Records for this exercise:
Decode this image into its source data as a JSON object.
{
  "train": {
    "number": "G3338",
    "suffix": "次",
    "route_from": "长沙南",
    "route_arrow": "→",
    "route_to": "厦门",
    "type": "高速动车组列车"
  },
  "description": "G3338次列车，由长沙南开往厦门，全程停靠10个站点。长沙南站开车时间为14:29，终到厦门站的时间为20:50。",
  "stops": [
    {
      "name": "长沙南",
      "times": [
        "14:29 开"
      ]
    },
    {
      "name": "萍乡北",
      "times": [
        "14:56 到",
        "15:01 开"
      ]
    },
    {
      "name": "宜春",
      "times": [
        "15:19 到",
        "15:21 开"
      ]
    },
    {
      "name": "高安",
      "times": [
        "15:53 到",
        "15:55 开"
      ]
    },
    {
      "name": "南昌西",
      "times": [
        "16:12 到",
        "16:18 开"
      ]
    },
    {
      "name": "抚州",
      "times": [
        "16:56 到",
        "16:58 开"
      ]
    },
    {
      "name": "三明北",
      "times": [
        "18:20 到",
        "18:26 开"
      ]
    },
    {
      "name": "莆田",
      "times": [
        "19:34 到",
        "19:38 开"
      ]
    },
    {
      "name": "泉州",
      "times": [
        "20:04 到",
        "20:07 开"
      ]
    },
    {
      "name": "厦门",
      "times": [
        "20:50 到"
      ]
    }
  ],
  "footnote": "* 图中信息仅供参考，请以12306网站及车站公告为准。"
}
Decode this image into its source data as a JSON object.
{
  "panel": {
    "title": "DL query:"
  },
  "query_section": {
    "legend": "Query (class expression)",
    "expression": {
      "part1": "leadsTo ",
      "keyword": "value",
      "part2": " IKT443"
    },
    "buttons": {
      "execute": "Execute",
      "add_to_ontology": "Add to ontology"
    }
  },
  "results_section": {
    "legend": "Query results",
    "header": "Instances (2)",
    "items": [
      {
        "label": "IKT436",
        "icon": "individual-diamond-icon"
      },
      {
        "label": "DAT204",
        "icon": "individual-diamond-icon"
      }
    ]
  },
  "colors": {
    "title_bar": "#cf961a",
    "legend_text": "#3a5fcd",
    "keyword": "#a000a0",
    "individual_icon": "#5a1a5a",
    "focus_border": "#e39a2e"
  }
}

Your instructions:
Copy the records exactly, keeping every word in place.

Response box:
Decode this image into its source data as a JSON object.
{
  "train": {
    "number": "G3338",
    "suffix": "次",
    "route_from": "长沙南",
    "route_arrow": "→",
    "route_to": "厦门",
    "type": "高速动车组列车"
  },
  "description": "G3338次列车，由长沙南开往厦门，全程停靠10个站点。长沙南站开车时间为14:29，终到厦门站的时间为20:50。",
  "stops": [
    {
      "name": "长沙南",
      "times": [
        "14:29 开"
      ]
    },
    {
      "name": "萍乡北",
      "times": [
        "14:56 到",
        "15:01 开"
      ]
    },
    {
      "name": "宜春",
      "times": [
        "15:19 到",
        "15:21 开"
      ]
    },
    {
      "name": "高安",
      "times": [
        "15:53 到",
        "15:55 开"
      ]
    },
    {
      "name": "南昌西",
      "times": [
        "16:12 到",
        "16:18 开"
      ]
    },
    {
      "name": "抚州",
      "times": [
        "16:56 到",
        "16:58 开"
      ]
    },
    {
      "name": "三明北",
      "times": [
        "18:20 到",
        "18:26 开"
      ]
    },
    {
      "name": "莆田",
      "times": [
        "19:34 到",
        "19:38 开"
      ]
    },
    {
      "name": "泉州",
      "times": [
        "20:04 到",
        "20:07 开"
      ]
    },
    {
      "name": "厦门",
      "times": [
        "20:50 到"
      ]
    }
  ],
  "footnote": "* 图中信息仅供参考，请以12306网站及车站公告为准。"
}
Decode this image into its source data as a JSON object.
{
  "panel": {
    "title": "DL query:"
  },
  "query_section": {
    "legend": "Query (class expression)",
    "expression": {
      "part1": "leadsTo ",
      "keyword": "value",
      "part2": " IKT443"
    },
    "buttons": {
      "execute": "Execute",
      "add_to_ontology": "Add to ontology"
    }
  },
  "results_section": {
    "legend": "Query results",
    "header": "Instances (2)",
    "items": [
      {
        "label": "IKT436",
        "icon": "individual-diamond-icon"
      },
      {
        "label": "DAT204",
        "icon": "individual-diamond-icon"
      }
    ]
  },
  "colors": {
    "title_bar": "#cf961a",
    "legend_text": "#3a5fcd",
    "keyword": "#a000a0",
    "individual_icon": "#5a1a5a",
    "focus_border": "#e39a2e"
  }
}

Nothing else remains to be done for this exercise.